Coming soon from TMTV

It's been a hectic few weeks for me. Mostly been working out of the house with shows at the Budweiser Gardens. Last week we had 5 shows in 7 days. Those are long days without much sleep. Getting a little long in the tooth for that.
But we're back in the shop working away again.
Currently this is taking up some space;
I've got 4 Sunshine Wabash rebuilds in various stages of decaling.
We're going to be doing an episode on Train Master's TV on decaling. And to save studio time I'm prepping the cars to various levels of decal completion.
We'll be looking at other things as well during that day of filming, but I don't want to spill all the beans.
Check in TMTV often for lots of new and useful episodes.

Friday, March 10, 2017

Coming soon from Yarmouth Model Works

Yesterday I was handed another pattern for an upcoming kit. And I'm super excited.
This ACL O-16-B has been in the works for awhile now. And I'm so pleased to finally have the body master in hand. The sides, and ends were all developed in Solidworks and then printed in high resolution 3D printer. The 2nd kit for us developed this way.
The kit will include everything that you've come to expect from Yarmouth Model Works. Laser cut running boards, photo etched ladders, rungs and other detail parts, custom decals from Black Cat Publishing and Tahoe Model Works trucks.
This kit should be available for sale in a few months.
Watch the blog and the website for release annoucements.

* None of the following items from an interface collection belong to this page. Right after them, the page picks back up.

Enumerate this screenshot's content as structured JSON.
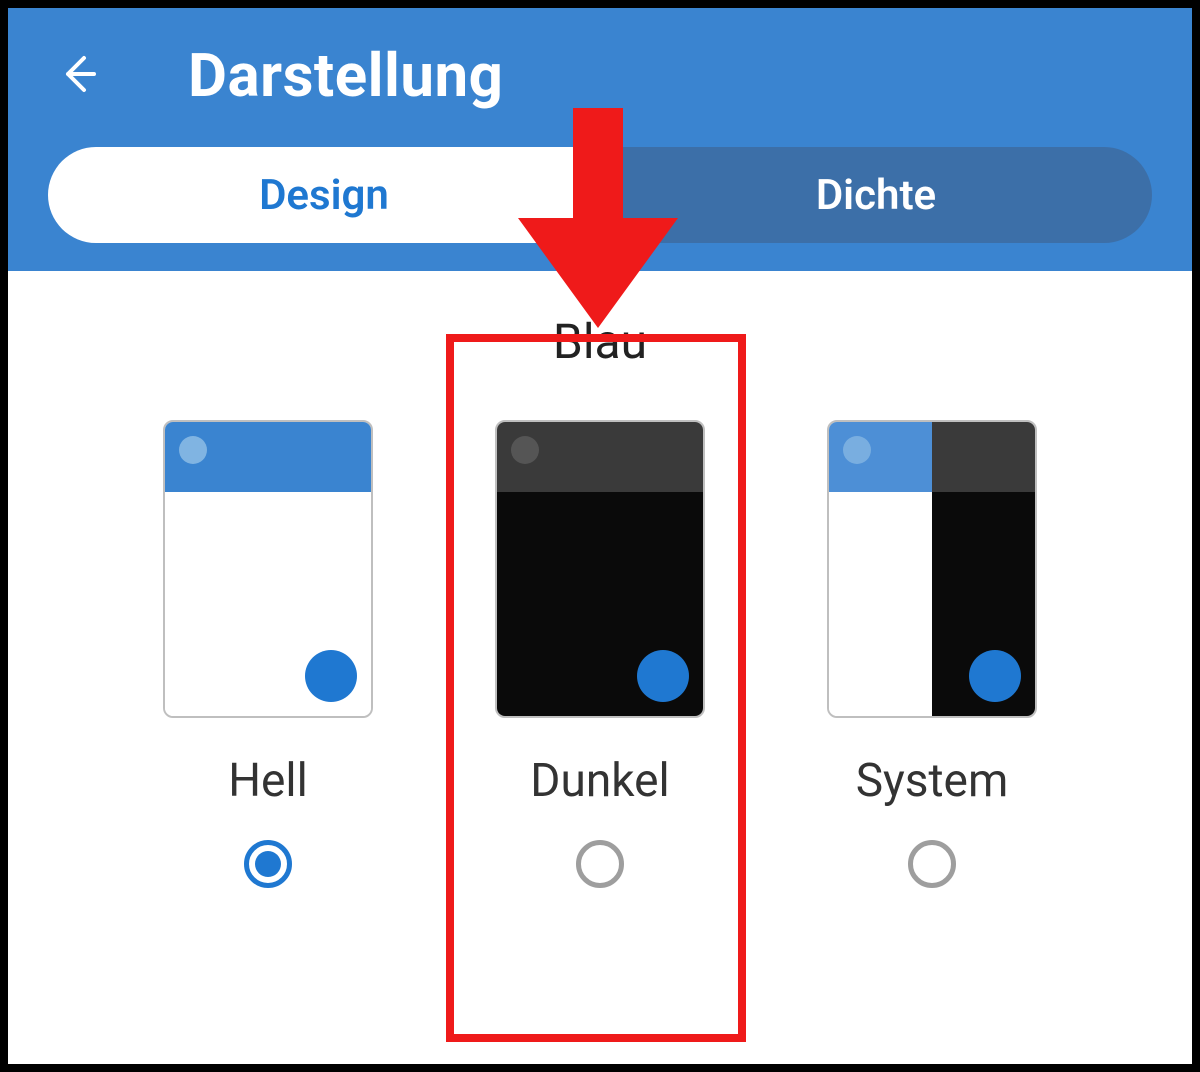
{
  "header": {
    "title": "Darstellung"
  },
  "tabs": {
    "design": "Design",
    "density": "Dichte",
    "active": "design"
  },
  "theme_section": {
    "label": "Blau",
    "options": [
      {
        "id": "hell",
        "label": "Hell",
        "selected": true
      },
      {
        "id": "dunkel",
        "label": "Dunkel",
        "selected": false
      },
      {
        "id": "system",
        "label": "System",
        "selected": false
      }
    ]
  },
  "annotation": {
    "target_option": "dunkel"
  }
}
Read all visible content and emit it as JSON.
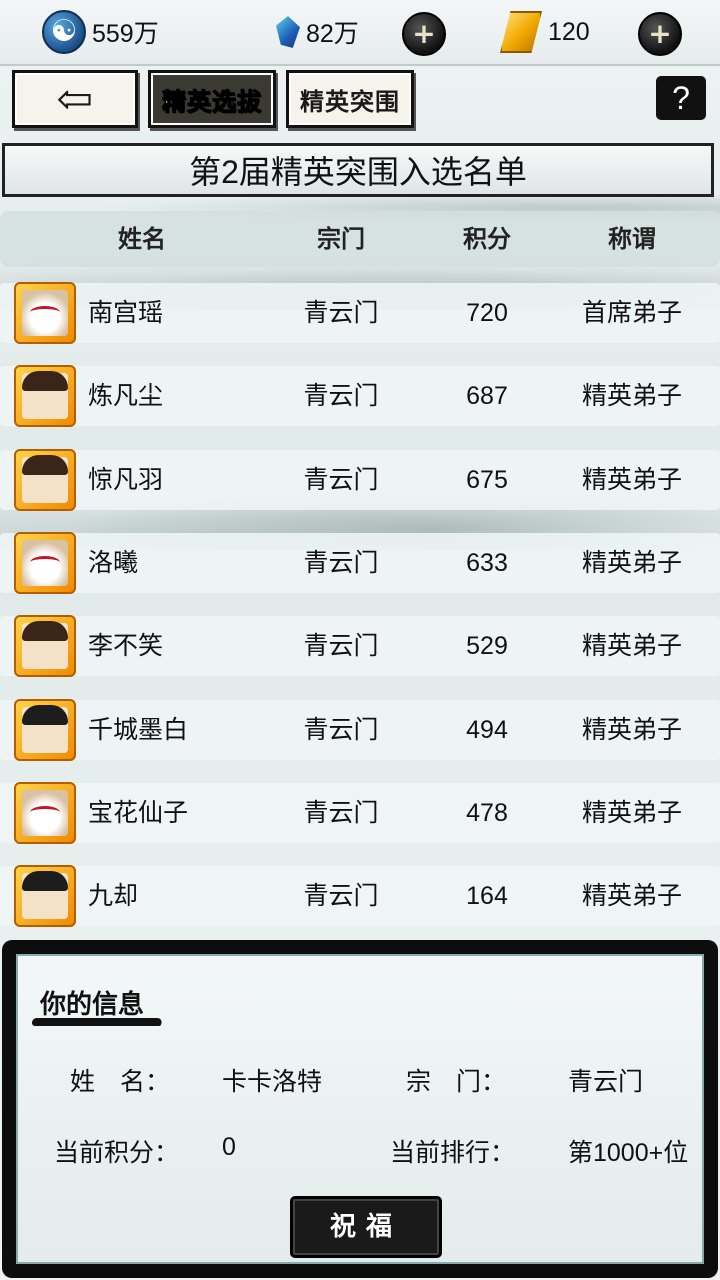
{
  "resources": {
    "jade": {
      "value": "559万",
      "icon": "yin-yang-icon"
    },
    "crystal": {
      "value": "82万",
      "icon": "blue-crystal-icon"
    },
    "gold": {
      "value": "120",
      "icon": "gold-ingot-icon"
    },
    "plus_label": "+"
  },
  "nav": {
    "back_label": "⇦",
    "tab_active": "精英选拔",
    "tab_second": "精英突围",
    "help_label": "?"
  },
  "title": "第2届精英突围入选名单",
  "table": {
    "headers": [
      "姓名",
      "宗门",
      "积分",
      "称谓"
    ],
    "rows": [
      {
        "name": "南宫瑶",
        "sect": "青云门",
        "score": "720",
        "title": "首席弟子",
        "avatar": "mask"
      },
      {
        "name": "炼凡尘",
        "sect": "青云门",
        "score": "687",
        "title": "精英弟子",
        "avatar": "long-hair"
      },
      {
        "name": "惊凡羽",
        "sect": "青云门",
        "score": "675",
        "title": "精英弟子",
        "avatar": "long-hair"
      },
      {
        "name": "洛曦",
        "sect": "青云门",
        "score": "633",
        "title": "精英弟子",
        "avatar": "mask"
      },
      {
        "name": "李不笑",
        "sect": "青云门",
        "score": "529",
        "title": "精英弟子",
        "avatar": "long-hair"
      },
      {
        "name": "千城墨白",
        "sect": "青云门",
        "score": "494",
        "title": "精英弟子",
        "avatar": "beard"
      },
      {
        "name": "宝花仙子",
        "sect": "青云门",
        "score": "478",
        "title": "精英弟子",
        "avatar": "mask"
      },
      {
        "name": "九却",
        "sect": "青云门",
        "score": "164",
        "title": "精英弟子",
        "avatar": "beard"
      }
    ]
  },
  "info": {
    "heading": "你的信息",
    "name_label": "姓　名：",
    "name_value": "卡卡洛特",
    "sect_label": "宗　门：",
    "sect_value": "青云门",
    "score_label": "当前积分：",
    "score_value": "0",
    "rank_label": "当前排行：",
    "rank_value": "第1000+位",
    "bless_button": "祝福"
  }
}
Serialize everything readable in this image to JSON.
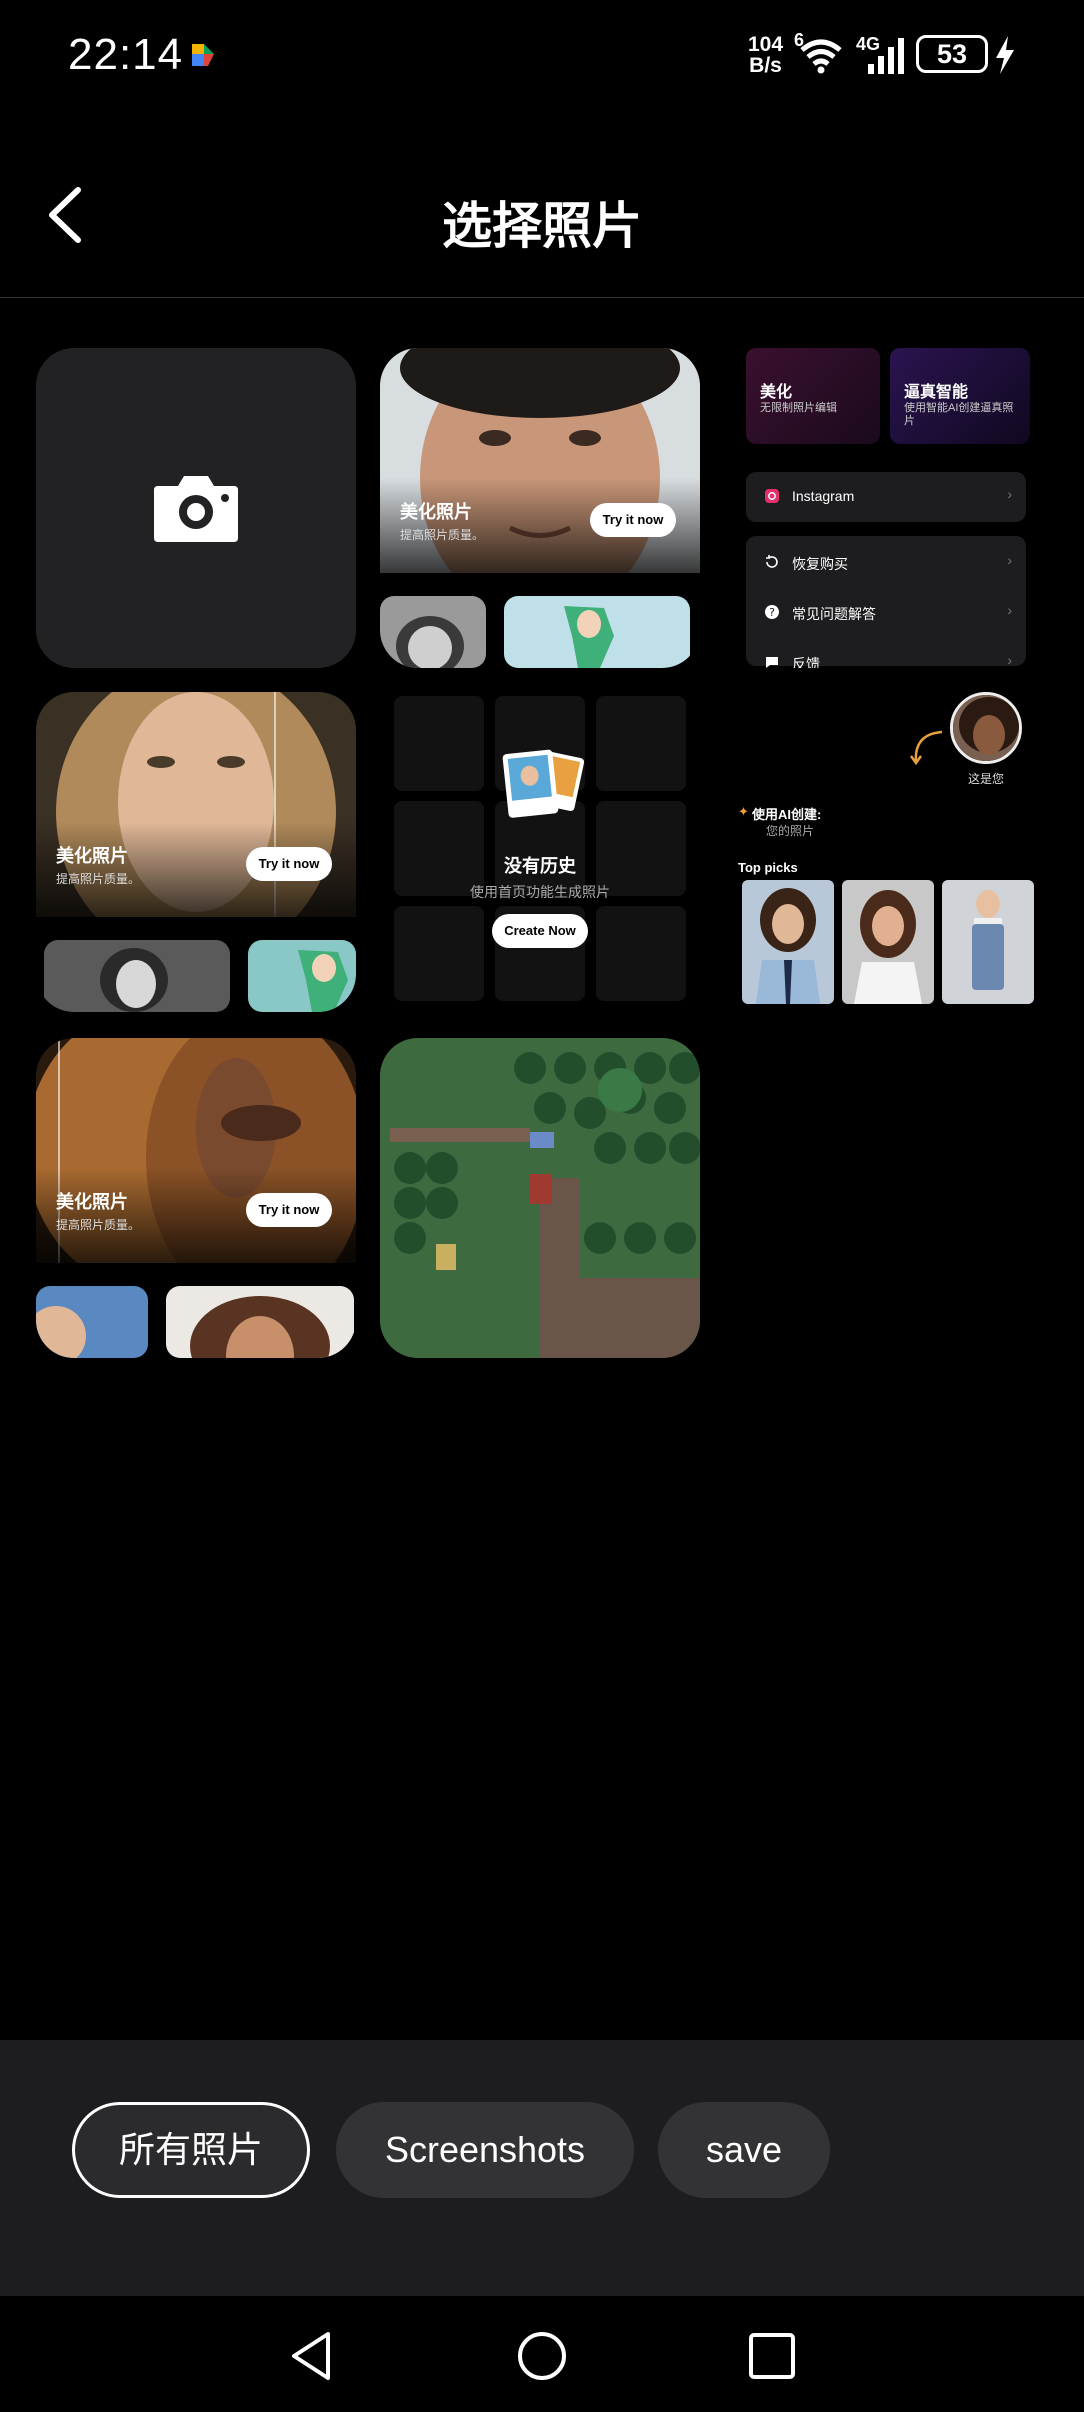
{
  "status": {
    "time": "22:14",
    "net_speed_value": "104",
    "net_speed_unit": "B/s",
    "wifi_badge": "6",
    "cell_type": "4G",
    "battery": "53"
  },
  "header": {
    "title": "选择照片"
  },
  "promo": {
    "label": "美化照片",
    "sub": "提高照片质量。",
    "button": "Try it now"
  },
  "history": {
    "title": "没有历史",
    "sub": "使用首页功能生成照片",
    "button": "Create Now"
  },
  "screenshot_preview": {
    "card1_title": "美化",
    "card1_sub": "无限制照片编辑",
    "card2_title": "逼真智能",
    "card2_sub": "使用智能AI创建逼真照片",
    "instagram": "Instagram",
    "restore": "恢复购买",
    "faq": "常见问题解答",
    "feedback": "反馈",
    "this_is_you": "这是您",
    "create_title": "使用AI创建:",
    "create_sub": "您的照片",
    "top_picks": "Top picks"
  },
  "albums": [
    {
      "label": "所有照片",
      "active": true
    },
    {
      "label": "Screenshots",
      "active": false
    },
    {
      "label": "save",
      "active": false
    }
  ],
  "colors": {
    "background": "#000000",
    "tile": "#222224",
    "chip": "#333335",
    "album_bar": "#1d1d1f"
  }
}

Thursday, March 2, 2017

Over on another blog

There's been an excellent description as to how to use Yarmouth Model Works ladders etchings.

Nelson Moyer has offered up a very well written posting about he's processes for creating ladders using our parts. Give it a read;

Friday, February 24, 2017

Ask and you shall receive

A couple of souls have asked for more detail about supports, etc for the lift out section I just built.
Well it's pretty rudimentary. I'm a big fan of gravity for most applications. and this item simply rests on some cleats and one clamp will be required to insure nothing moves at the wrong time.

The right side

And the left side

The unit lifts up and over the backdrop and will store under the layout.
Nothing fancy here at all.

Bridging the gap

I occasionally wonder if the people who designed this basement, and the protective cover that is over it, were model railroaders at heart. Nice big open space, finished walls from day one, suspended ceiling, and a second staircase up to the garage, allowing the layout builder to trek up and down to the garage shop while cutting bits of wood needed for creating our miniature worlds.
But the extra stairs called for a liftout section and that task was tackled today. With the unseasonably warm weather, the garage was comfortable to work in. So we went from this;
to this;
and then to this;
in a couple of hours.
With a little effort I can now lay track and will be able to run way freights from the St Thomas yard into the town of Aylmer.
Progress is good

Wednesday, February 22, 2017

Saturday last

I had the pleasant duty of assisting my friend Brian Dickey with his Lovely British O scale layout.
I'll let my pal Trevor Marshall tell you all about it in his blog,
He does it far better than I could, but then again he's a professional wordsmith.
From me I'll just share a few pictures with you;

There's something wonderful about British trains.